Viewers were stunned by Watchmen episode 8, which aired on December 8 on HBO. But if you turned off the TV too quickly, then you missed the after-credits scene with some confusing points about Veidt. Read on for more details, including fan theories about the horseshoe and the Fogdancing book.
This article has spoilers for Episode 8.
The Fogdancing Book Is Only Real Within the ‘Watchmen’ Universe
In the after credits scene, we’re joining Veidt on Europa sometime after his trial has ended. (Which is still confusing to me.) The clones ask Veidt over and over to stay, and Veidt says no as they smash tomatoes on his face. He’s tied to a stake of some sort while he refuses over and over to stay.
It seems that the clones that Dr. Manhattan created were ordered to worship him once Manhattan decided to leave, and now they don’t ever want to let him go. (These “clones” for lack of a better term are confusing all on their own. How much free will do they have? How much free thought and individuality?)
In the next scene, Veidt’s in prison getting a cake delivered to him. He’s reading a book called Fogdancing. He tells the Game Warden that the book is about loneliness, which he says the warden can’t understand. The warden says he was the first to emerge from the water and he saw Jon create everything in the world. He’s the “Adam” of the world so yes, he says, he does understand loneliness all too well.
“Why is heaven not enough?” the warden asks him. Veidt says it’s because this isn’t his home and his 8 million children are likely crying out in desperation for him to return. “Heaven is not enough because heaven doesn’t need me.”
The Fogdancing book is a real, fictional book only within the Watchmen universe. It’s written by Max Shea, who exists in the Watchmen universe as the author who also wrote the “Black Freighter” comics that appeared in the original Watchmen comic. (I have to admit, I skimmed over the Black Freighter scenes because I thought they were pretty boring in the comic.)
Max Shea was one of the people Veidt used to help create the giant squid, according to Watchmen canon.
Fogdancing also just happened to be the novel that Ma Clark was reading in the opening sequence just before the “meteorite” landed on the farm.
Interestingly, the Fogdancing book talks about how the only way to be reborn is by dying, which seems like a reference to Manhattan.
We’ve Seen the Horseshoe Before
Buried in the cake is a horseshoe and, for some reason, Veidt is thrilled. It looks like he’s going to use it to escape and tunnel his way out. At least, that’s the message we’re given when the scene ends as he’s digging into the prison floor.
Fans are confused by the horseshoe. Here’s one comment on Reddit:
We’ve seen the horseshoe before in Veidt’s world. In an earlier episode, he was given the horseshoe before during his anniversary party by one of his “clones.” But at that time, he didn’t want the horseshoe. Is it possible that Veidt had been training the clones to deliver a horseshoe to him in case this very day arrived?

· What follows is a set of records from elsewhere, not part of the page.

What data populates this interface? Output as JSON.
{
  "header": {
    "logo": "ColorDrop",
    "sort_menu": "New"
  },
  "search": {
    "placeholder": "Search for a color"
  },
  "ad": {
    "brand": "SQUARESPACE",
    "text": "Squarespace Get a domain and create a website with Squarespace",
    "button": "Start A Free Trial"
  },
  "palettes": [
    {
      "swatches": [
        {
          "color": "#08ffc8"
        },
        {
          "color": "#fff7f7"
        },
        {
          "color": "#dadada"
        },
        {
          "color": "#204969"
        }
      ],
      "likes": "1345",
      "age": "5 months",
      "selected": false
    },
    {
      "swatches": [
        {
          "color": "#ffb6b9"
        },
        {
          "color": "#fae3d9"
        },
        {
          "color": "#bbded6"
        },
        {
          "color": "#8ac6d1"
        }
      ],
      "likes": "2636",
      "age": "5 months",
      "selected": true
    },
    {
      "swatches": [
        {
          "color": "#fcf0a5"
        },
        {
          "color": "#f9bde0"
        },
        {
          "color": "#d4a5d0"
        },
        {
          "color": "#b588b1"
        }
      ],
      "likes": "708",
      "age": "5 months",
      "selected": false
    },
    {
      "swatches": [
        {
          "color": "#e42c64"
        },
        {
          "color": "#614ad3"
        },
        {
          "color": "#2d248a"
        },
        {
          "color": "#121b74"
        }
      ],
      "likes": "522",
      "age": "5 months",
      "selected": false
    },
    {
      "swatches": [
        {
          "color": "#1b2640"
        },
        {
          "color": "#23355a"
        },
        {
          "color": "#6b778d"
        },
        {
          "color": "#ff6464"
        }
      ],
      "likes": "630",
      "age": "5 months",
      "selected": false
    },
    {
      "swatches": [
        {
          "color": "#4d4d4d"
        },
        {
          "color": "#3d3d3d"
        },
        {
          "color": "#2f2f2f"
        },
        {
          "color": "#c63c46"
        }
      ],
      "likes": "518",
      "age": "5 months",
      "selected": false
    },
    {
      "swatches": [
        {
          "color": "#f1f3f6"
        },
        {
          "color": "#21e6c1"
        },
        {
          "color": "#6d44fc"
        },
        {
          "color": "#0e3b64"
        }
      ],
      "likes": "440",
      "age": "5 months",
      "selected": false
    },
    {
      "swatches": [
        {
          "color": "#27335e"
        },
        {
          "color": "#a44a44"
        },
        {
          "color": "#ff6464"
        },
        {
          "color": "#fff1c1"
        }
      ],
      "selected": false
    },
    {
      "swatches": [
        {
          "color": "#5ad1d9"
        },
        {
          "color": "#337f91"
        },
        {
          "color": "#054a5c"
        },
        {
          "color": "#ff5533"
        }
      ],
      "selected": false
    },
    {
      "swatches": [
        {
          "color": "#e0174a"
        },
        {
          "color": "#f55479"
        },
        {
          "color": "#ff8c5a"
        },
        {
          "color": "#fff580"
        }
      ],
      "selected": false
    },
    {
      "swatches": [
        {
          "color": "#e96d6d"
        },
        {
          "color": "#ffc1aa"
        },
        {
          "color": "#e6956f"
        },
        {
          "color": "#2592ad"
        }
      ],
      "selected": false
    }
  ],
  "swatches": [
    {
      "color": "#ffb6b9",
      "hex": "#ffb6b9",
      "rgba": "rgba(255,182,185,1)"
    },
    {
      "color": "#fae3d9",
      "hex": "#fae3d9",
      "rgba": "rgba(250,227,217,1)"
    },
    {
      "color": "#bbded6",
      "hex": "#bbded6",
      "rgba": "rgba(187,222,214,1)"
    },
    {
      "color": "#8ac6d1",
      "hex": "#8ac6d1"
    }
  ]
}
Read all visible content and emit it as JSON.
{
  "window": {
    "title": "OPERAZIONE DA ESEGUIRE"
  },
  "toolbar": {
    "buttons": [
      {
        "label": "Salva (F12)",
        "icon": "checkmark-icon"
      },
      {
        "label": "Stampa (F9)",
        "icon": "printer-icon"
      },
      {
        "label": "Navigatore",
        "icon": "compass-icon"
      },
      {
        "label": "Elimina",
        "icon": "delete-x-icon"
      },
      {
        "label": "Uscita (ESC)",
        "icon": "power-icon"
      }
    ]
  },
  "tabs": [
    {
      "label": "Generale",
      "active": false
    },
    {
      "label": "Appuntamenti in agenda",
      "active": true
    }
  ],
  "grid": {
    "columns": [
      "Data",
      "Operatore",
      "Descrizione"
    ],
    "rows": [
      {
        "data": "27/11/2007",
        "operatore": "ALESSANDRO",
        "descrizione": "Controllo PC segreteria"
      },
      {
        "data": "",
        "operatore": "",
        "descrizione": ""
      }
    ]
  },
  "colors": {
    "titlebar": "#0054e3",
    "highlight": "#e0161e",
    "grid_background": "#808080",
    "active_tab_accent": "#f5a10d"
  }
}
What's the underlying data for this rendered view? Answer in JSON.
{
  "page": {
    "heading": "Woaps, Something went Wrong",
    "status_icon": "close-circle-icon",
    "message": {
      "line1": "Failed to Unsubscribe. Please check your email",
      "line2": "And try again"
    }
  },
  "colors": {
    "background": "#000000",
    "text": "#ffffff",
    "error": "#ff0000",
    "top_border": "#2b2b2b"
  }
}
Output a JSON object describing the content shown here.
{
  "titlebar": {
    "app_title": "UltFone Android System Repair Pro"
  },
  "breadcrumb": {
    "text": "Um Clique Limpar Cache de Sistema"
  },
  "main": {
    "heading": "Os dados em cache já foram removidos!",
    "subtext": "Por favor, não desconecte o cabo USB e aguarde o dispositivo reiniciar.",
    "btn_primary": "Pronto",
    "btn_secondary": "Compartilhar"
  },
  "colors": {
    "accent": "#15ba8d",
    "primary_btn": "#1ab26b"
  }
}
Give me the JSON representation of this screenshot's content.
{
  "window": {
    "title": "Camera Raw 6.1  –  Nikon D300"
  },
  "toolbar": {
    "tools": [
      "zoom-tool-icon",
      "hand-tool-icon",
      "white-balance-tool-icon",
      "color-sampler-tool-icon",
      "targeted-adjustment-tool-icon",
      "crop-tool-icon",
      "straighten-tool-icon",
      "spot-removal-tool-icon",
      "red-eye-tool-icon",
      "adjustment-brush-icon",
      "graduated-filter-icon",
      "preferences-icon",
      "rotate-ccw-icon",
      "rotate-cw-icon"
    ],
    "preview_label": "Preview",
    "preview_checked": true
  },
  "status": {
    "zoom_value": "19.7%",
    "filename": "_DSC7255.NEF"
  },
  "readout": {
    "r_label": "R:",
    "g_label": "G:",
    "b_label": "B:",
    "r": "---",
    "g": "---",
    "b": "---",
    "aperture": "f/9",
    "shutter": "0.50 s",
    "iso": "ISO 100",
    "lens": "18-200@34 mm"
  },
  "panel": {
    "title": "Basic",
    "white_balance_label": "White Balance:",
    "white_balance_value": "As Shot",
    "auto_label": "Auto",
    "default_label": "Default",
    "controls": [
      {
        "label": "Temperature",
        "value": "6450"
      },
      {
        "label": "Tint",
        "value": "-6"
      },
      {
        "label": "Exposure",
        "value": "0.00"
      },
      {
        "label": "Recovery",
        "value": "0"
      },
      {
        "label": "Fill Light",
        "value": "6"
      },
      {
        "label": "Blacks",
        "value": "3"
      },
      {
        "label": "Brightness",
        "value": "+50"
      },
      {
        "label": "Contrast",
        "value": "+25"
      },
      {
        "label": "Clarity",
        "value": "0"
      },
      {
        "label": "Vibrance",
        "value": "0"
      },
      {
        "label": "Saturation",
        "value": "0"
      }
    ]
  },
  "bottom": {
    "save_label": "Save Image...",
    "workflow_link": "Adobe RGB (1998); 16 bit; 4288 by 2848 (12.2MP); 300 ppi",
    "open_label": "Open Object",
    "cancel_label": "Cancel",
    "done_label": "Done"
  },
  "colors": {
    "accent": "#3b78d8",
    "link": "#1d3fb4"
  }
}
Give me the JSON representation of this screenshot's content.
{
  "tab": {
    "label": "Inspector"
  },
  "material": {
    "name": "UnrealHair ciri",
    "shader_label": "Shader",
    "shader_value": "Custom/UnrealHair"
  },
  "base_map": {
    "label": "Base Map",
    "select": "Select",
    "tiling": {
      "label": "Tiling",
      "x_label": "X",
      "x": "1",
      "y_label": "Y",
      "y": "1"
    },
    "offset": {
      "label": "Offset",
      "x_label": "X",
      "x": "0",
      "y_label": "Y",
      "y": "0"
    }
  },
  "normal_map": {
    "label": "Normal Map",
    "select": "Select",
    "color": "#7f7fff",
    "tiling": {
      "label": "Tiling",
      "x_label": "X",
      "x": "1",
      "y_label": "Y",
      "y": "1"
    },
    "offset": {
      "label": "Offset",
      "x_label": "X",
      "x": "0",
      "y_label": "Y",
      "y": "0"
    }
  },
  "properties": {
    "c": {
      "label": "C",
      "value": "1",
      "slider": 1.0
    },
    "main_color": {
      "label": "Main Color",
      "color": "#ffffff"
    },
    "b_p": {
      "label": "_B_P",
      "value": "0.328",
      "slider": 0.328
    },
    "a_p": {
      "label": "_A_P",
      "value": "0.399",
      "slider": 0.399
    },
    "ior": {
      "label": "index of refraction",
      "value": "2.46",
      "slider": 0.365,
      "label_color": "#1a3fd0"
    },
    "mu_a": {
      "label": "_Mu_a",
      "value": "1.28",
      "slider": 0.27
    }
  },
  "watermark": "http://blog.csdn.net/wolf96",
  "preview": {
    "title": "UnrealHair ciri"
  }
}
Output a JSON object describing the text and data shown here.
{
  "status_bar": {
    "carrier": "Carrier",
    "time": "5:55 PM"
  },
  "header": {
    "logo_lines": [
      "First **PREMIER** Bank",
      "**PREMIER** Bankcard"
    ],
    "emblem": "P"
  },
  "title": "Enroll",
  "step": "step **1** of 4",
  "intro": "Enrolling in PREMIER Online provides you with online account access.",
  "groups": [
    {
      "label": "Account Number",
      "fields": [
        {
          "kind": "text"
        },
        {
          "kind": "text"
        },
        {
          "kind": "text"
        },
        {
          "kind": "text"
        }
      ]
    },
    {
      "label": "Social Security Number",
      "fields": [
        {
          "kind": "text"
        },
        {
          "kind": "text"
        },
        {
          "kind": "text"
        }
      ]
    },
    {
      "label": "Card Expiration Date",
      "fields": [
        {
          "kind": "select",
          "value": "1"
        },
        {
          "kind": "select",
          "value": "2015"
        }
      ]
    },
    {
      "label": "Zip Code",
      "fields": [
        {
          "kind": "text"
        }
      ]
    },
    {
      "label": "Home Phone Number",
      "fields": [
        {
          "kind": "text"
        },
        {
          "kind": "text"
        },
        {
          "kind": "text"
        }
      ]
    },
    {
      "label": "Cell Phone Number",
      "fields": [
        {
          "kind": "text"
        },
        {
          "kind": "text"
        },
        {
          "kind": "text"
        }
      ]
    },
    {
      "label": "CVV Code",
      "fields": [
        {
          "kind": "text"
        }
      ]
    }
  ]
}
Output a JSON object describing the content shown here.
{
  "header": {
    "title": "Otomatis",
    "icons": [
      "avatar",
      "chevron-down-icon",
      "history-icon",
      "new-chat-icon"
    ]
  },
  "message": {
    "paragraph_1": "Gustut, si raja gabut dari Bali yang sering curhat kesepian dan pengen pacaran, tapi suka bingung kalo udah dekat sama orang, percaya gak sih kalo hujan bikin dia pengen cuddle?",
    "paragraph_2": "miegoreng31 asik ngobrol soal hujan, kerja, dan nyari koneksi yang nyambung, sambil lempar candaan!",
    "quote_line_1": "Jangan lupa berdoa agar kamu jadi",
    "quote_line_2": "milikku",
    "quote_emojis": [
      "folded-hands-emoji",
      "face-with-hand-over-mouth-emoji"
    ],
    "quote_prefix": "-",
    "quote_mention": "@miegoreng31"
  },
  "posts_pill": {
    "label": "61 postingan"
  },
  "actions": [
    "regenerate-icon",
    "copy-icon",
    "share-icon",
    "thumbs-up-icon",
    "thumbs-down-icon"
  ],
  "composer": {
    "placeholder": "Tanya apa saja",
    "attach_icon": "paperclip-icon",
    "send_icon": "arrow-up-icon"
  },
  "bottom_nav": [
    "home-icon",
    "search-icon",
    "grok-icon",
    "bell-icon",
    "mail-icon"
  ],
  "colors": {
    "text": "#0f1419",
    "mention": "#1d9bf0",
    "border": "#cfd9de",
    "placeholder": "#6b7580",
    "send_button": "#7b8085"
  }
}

Many fans think this was part of a long thought-out plan by Veidt. He may not be able to see multiple timelines at once like Manhattan, but he can think so many steps ahead of everyone else that he’s almost more powerful than Manhattan at times. He certainly outsmarted him once before, long ago.
Other fans think that Dr. Manhattan told him he would need the horseshoe one day, so Veidt has been training the clones all along.
I’m guessing, however, that Manhattan never told Veidt about the horseshoe and it’s something Veidt figured out all by himself as an escape plan.
This is a developing story.